Lords slams UK’s ‘splendid isolation’ on EU justice opt-out
“The House of Lords has called on the British government to abandon its “legally unsustainable” interpretation of EU justice and home affairs law, and drop its unnecessarily confrontational strategy.
The report, published Tuesday (24 March) by the EU Justice, Institutions and Consumer Protection Sub-Committee of the House of Lords, said the government’s approach raised serious questions about the UK’s commitment to the “uniform application of EU law” which the report calls “the defining trait of the European Union”.
Protocol 21 of the Lisbon Treaty gives the UK the right to opt in or out of measures relating to justice and home affairs. Such measures come under what is called a Title V legal base. The government maintains it should be the content of a particular measure, rather than its legal foundation, which decided whether or not the UK opt-out is applicable. ” read more here
EU Passenger Name Record (PNR) proposal: what’s at stake
“A draft law that would oblige airlines to hand EU countries the data of passengers entering or leaving the EU, in order to help the authorities to fight serious crime and terrorism, is currently under discussion in the European Parliament. The committee in charge of the so-called EU Passenger Name Record (PNR) proposal is the Civil Liberties, Justice and Home Affairs Committee.

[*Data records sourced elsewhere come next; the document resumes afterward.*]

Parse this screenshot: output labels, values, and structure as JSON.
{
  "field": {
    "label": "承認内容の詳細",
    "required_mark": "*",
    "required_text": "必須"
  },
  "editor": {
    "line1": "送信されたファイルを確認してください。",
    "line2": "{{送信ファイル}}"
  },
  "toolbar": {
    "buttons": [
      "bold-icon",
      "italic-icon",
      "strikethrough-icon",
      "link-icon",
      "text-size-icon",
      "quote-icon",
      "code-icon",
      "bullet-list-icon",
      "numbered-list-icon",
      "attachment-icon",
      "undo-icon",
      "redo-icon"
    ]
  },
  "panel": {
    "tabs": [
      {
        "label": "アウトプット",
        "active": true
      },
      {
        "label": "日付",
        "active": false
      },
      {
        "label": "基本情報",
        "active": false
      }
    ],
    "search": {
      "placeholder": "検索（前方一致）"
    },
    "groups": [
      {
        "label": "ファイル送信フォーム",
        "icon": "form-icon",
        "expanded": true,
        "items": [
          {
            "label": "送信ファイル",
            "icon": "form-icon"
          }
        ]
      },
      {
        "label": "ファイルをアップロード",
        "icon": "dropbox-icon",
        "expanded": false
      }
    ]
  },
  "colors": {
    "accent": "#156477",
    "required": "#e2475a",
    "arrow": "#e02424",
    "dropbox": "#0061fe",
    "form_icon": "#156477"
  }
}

The proposed directive would require more systematic collection, use and retention of PNR data on passengers taking “international” flights (those entering the EU from, or leaving it for, a third country), and would therefore have an impact on the rights to privacy and data protection. According to the Council’s general approach, it should also be possible to extend it to internal EU flights. Overall, MEPs want to ensure that the proposal complies with the proportionality principle, is limited in scope and includes strict data protection safeguards.” read more here